* [Work instruction]
Report the lines of the material that carry the string "icon".
-------- Material shown
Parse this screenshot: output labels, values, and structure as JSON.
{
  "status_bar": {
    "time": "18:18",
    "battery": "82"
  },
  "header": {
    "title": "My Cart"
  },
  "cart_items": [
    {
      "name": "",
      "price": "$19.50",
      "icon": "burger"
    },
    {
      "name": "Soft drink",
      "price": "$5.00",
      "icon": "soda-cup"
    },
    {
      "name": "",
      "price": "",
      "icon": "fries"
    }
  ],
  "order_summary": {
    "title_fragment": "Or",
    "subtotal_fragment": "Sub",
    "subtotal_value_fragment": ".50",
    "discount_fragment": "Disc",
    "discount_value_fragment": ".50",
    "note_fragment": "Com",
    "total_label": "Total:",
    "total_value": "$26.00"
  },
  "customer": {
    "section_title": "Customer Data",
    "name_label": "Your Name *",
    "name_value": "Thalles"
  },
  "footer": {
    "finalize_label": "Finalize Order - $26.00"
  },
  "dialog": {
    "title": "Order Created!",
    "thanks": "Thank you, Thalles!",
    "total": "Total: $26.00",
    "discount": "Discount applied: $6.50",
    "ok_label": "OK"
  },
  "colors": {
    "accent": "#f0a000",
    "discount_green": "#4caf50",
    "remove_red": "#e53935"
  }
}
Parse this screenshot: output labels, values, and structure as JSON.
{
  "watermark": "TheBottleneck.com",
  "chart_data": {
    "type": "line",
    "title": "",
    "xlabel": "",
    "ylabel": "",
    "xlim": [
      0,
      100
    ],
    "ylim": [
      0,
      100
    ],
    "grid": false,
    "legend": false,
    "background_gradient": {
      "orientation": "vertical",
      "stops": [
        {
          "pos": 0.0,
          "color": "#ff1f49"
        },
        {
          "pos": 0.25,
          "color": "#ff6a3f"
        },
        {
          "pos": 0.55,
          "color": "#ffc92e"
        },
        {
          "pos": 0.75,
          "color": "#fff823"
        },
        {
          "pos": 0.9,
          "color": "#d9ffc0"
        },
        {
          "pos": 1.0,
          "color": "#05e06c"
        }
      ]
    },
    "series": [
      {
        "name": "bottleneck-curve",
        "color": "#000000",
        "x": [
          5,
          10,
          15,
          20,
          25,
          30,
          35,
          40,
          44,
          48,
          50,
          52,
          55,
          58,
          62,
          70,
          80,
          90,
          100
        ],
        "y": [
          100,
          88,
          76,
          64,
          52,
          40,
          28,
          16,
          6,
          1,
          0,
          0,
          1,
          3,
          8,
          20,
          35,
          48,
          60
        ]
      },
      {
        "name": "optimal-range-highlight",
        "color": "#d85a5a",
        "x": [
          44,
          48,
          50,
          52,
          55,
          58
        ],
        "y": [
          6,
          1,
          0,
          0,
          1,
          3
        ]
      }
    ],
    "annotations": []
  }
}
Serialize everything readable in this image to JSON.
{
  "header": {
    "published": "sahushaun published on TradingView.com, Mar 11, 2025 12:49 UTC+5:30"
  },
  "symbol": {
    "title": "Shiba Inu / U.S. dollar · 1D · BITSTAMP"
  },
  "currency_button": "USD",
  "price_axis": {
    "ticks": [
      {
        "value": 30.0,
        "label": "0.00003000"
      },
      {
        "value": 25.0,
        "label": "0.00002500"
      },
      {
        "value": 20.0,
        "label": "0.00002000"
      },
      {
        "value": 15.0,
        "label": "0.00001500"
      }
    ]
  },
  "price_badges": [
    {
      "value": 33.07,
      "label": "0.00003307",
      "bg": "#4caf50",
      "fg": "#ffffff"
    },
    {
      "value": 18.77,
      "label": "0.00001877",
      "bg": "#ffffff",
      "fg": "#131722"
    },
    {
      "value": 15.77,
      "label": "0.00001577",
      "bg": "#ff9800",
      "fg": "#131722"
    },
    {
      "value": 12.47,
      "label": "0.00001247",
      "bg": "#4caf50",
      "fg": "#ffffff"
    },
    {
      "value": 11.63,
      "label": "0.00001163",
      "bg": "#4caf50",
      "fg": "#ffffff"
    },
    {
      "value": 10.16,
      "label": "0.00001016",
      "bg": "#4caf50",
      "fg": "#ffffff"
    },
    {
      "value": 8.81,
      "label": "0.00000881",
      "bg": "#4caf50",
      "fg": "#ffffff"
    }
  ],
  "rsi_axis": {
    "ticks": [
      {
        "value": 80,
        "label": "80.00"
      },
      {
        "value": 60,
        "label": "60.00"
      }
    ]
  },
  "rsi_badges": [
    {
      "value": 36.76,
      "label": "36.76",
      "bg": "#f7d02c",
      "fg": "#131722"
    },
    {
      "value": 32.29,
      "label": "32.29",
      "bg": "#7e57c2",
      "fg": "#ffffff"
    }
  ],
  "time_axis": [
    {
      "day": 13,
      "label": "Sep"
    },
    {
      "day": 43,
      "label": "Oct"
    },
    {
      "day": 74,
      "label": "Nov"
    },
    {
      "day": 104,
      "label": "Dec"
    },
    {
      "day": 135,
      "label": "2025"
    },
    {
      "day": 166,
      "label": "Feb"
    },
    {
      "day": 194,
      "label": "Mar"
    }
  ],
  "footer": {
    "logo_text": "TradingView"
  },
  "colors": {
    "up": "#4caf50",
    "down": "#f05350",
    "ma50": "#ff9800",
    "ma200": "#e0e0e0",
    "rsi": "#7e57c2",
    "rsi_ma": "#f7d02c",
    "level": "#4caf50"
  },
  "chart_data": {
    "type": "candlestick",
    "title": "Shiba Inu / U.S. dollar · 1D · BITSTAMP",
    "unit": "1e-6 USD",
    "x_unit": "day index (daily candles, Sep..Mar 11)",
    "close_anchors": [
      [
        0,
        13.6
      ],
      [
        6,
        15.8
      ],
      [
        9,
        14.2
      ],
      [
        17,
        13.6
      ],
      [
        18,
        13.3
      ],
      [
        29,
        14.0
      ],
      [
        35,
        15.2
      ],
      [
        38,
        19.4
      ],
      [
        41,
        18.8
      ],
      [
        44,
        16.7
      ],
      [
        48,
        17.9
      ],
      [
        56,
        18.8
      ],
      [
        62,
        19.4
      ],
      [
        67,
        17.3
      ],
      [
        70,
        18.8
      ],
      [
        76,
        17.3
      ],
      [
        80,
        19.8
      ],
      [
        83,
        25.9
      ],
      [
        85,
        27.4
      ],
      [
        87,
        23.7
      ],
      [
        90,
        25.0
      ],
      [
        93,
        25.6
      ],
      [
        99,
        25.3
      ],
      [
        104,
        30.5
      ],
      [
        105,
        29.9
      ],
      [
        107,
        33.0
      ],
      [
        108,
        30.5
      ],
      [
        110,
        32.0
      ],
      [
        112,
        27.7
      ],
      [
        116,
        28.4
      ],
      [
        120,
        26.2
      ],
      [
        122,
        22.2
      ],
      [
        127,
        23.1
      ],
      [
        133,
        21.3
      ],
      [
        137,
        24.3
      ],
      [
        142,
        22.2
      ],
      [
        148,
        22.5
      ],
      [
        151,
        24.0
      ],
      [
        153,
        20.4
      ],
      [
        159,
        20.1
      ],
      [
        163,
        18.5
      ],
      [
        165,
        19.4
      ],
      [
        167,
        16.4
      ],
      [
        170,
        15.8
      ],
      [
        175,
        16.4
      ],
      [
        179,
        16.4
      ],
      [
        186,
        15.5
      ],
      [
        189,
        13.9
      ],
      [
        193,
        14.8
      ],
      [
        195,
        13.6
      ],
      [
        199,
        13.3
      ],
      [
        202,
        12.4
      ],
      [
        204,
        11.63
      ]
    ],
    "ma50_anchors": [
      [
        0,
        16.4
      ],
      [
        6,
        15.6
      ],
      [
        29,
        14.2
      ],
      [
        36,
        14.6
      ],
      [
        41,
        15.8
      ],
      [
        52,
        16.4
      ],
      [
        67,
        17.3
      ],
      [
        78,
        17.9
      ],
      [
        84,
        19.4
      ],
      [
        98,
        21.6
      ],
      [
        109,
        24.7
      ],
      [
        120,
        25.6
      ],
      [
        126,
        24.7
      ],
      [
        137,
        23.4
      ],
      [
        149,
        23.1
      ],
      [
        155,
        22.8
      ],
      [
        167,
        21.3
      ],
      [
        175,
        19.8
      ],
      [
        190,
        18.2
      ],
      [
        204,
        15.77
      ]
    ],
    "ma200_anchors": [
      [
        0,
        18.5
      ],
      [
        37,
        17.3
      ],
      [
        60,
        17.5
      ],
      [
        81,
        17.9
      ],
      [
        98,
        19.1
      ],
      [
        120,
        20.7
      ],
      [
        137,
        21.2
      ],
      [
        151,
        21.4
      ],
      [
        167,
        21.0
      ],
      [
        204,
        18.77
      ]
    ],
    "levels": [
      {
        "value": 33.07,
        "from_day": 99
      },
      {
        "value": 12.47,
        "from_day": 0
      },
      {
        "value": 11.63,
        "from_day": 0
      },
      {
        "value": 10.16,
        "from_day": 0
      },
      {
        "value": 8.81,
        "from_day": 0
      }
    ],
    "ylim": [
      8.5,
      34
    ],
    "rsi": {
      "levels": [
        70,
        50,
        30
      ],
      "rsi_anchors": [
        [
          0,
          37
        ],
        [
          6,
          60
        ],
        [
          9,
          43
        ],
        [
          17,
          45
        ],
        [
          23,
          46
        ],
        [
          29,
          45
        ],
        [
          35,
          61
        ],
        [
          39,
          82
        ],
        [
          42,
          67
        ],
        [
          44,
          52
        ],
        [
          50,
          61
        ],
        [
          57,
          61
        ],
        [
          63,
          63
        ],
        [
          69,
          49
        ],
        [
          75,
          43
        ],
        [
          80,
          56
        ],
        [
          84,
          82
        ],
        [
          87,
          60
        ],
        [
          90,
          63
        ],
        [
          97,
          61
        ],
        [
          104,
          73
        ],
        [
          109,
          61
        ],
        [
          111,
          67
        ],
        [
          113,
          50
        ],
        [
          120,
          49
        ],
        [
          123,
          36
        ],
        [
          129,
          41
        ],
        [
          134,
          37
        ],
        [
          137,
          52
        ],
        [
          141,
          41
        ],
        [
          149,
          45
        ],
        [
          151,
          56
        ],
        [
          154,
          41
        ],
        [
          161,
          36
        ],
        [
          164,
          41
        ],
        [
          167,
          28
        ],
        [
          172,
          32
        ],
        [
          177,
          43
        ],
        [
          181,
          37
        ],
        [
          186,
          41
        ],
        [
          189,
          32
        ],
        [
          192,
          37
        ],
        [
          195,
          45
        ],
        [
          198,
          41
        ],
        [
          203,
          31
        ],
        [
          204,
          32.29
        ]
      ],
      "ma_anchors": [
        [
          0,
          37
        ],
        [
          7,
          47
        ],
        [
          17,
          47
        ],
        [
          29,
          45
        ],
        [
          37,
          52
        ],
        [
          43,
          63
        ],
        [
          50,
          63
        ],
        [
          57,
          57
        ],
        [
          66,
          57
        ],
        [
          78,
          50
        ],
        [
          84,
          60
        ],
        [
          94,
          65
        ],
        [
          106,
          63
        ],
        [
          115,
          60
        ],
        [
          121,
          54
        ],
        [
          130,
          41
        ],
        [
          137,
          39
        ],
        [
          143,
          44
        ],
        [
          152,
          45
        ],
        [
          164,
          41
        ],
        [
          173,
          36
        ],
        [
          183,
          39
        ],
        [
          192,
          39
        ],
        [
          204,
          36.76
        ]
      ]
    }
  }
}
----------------
* [Written reply]
      "icon": "burger"
      "icon": "soda-cup"
      "icon": "fries"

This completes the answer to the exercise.